Task description → Within this listing, how many lines include the word "heat"? Only the number should be given.

Records to process →
──────────
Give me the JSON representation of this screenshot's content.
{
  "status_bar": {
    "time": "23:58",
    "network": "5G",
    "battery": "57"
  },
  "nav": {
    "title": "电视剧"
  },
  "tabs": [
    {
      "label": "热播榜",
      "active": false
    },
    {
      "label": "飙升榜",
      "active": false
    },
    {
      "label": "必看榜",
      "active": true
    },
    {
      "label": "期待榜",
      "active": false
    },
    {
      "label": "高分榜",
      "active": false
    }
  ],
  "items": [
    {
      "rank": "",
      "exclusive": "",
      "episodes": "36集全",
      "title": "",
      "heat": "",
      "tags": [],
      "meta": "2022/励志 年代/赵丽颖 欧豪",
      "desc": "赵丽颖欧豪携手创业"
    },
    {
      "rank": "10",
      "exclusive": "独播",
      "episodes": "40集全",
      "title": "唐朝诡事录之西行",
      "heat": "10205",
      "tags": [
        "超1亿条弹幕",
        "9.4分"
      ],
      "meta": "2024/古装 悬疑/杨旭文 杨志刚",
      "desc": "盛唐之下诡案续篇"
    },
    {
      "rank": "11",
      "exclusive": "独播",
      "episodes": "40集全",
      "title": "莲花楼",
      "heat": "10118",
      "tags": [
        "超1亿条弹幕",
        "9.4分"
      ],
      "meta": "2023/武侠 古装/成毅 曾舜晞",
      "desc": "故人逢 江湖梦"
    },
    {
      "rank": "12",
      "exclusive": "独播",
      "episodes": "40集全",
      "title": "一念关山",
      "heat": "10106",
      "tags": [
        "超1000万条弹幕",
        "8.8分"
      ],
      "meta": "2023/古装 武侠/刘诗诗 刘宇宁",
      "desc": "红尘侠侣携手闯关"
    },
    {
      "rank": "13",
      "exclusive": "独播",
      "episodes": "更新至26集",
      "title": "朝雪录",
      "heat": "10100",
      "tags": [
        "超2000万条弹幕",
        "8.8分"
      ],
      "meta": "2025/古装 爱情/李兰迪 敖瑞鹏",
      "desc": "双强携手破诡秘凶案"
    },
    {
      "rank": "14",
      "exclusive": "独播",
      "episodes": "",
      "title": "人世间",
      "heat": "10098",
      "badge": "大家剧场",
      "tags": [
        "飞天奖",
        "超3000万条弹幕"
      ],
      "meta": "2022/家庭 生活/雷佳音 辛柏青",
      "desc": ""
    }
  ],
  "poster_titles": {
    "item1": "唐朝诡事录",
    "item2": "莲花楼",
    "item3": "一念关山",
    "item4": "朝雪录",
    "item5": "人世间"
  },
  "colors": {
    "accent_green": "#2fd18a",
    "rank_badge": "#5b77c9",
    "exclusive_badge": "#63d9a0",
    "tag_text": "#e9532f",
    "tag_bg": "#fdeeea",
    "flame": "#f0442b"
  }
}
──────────
Solution → 6